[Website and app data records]
==*==

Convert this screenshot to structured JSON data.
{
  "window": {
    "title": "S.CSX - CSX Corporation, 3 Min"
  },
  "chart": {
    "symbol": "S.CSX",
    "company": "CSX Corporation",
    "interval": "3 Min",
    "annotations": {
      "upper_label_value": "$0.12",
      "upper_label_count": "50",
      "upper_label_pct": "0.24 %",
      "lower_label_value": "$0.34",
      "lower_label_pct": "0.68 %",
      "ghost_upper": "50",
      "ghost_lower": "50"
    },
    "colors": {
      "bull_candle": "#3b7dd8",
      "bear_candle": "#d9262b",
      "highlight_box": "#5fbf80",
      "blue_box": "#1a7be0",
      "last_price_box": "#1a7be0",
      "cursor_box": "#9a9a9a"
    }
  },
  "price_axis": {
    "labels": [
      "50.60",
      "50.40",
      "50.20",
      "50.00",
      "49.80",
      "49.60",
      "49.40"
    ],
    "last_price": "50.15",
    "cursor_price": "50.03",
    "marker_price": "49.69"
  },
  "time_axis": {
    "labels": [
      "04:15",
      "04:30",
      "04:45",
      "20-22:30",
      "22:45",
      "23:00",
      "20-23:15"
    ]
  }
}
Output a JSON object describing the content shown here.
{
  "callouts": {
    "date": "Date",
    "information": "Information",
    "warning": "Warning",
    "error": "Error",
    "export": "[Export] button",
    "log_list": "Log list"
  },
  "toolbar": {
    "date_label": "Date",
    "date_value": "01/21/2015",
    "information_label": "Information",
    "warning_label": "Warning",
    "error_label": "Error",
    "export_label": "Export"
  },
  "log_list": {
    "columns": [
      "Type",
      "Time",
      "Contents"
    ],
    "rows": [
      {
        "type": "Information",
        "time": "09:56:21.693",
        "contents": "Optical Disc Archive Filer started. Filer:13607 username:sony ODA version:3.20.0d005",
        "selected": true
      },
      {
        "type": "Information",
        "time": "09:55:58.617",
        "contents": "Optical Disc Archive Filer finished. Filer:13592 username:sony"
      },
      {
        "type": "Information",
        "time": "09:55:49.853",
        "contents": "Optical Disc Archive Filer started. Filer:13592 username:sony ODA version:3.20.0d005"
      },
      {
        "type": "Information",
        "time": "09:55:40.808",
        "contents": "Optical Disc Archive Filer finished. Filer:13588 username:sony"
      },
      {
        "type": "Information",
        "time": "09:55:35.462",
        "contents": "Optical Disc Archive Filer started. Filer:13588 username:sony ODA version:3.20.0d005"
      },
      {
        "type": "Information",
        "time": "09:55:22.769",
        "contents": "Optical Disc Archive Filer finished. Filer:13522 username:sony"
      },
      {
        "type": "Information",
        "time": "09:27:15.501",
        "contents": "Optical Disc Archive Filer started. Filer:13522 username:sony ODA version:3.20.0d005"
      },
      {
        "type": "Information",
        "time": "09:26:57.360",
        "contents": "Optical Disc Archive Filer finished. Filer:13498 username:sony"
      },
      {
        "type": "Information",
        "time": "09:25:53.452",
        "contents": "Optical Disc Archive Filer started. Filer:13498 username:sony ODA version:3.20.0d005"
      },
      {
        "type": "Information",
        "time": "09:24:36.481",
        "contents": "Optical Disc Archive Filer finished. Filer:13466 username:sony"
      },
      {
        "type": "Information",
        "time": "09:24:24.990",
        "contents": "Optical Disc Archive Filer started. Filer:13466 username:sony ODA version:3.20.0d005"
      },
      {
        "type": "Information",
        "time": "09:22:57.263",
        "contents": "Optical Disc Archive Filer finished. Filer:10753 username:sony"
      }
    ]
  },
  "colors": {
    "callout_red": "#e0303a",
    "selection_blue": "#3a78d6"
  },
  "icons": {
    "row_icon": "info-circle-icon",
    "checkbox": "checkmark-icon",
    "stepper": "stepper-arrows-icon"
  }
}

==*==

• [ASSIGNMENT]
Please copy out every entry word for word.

• [WRITTEN SOLUTION]
Convert this screenshot to structured JSON data.
{
  "window": {
    "title": "S.CSX - CSX Corporation, 3 Min"
  },
  "chart": {
    "symbol": "S.CSX",
    "company": "CSX Corporation",
    "interval": "3 Min",
    "annotations": {
      "upper_label_value": "$0.12",
      "upper_label_count": "50",
      "upper_label_pct": "0.24 %",
      "lower_label_value": "$0.34",
      "lower_label_pct": "0.68 %",
      "ghost_upper": "50",
      "ghost_lower": "50"
    },
    "colors": {
      "bull_candle": "#3b7dd8",
      "bear_candle": "#d9262b",
      "highlight_box": "#5fbf80",
      "blue_box": "#1a7be0",
      "last_price_box": "#1a7be0",
      "cursor_box": "#9a9a9a"
    }
  },
  "price_axis": {
    "labels": [
      "50.60",
      "50.40",
      "50.20",
      "50.00",
      "49.80",
      "49.60",
      "49.40"
    ],
    "last_price": "50.15",
    "cursor_price": "50.03",
    "marker_price": "49.69"
  },
  "time_axis": {
    "labels": [
      "04:15",
      "04:30",
      "04:45",
      "20-22:30",
      "22:45",
      "23:00",
      "20-23:15"
    ]
  }
}
Output a JSON object describing the content shown here.
{
  "callouts": {
    "date": "Date",
    "information": "Information",
    "warning": "Warning",
    "error": "Error",
    "export": "[Export] button",
    "log_list": "Log list"
  },
  "toolbar": {
    "date_label": "Date",
    "date_value": "01/21/2015",
    "information_label": "Information",
    "warning_label": "Warning",
    "error_label": "Error",
    "export_label": "Export"
  },
  "log_list": {
    "columns": [
      "Type",
      "Time",
      "Contents"
    ],
    "rows": [
      {
        "type": "Information",
        "time": "09:56:21.693",
        "contents": "Optical Disc Archive Filer started. Filer:13607 username:sony ODA version:3.20.0d005",
        "selected": true
      },
      {
        "type": "Information",
        "time": "09:55:58.617",
        "contents": "Optical Disc Archive Filer finished. Filer:13592 username:sony"
      },
      {
        "type": "Information",
        "time": "09:55:49.853",
        "contents": "Optical Disc Archive Filer started. Filer:13592 username:sony ODA version:3.20.0d005"
      },
      {
        "type": "Information",
        "time": "09:55:40.808",
        "contents": "Optical Disc Archive Filer finished. Filer:13588 username:sony"
      },
      {
        "type": "Information",
        "time": "09:55:35.462",
        "contents": "Optical Disc Archive Filer started. Filer:13588 username:sony ODA version:3.20.0d005"
      },
      {
        "type": "Information",
        "time": "09:55:22.769",
        "contents": "Optical Disc Archive Filer finished. Filer:13522 username:sony"
      },
      {
        "type": "Information",
        "time": "09:27:15.501",
        "contents": "Optical Disc Archive Filer started. Filer:13522 username:sony ODA version:3.20.0d005"
      },
      {
        "type": "Information",
        "time": "09:26:57.360",
        "contents": "Optical Disc Archive Filer finished. Filer:13498 username:sony"
      },
      {
        "type": "Information",
        "time": "09:25:53.452",
        "contents": "Optical Disc Archive Filer started. Filer:13498 username:sony ODA version:3.20.0d005"
      },
      {
        "type": "Information",
        "time": "09:24:36.481",
        "contents": "Optical Disc Archive Filer finished. Filer:13466 username:sony"
      },
      {
        "type": "Information",
        "time": "09:24:24.990",
        "contents": "Optical Disc Archive Filer started. Filer:13466 username:sony ODA version:3.20.0d005"
      },
      {
        "type": "Information",
        "time": "09:22:57.263",
        "contents": "Optical Disc Archive Filer finished. Filer:10753 username:sony"
      }
    ]
  },
  "colors": {
    "callout_red": "#e0303a",
    "selection_blue": "#3a78d6"
  },
  "icons": {
    "row_icon": "info-circle-icon",
    "checkbox": "checkmark-icon",
    "stepper": "stepper-arrows-icon"
  }
}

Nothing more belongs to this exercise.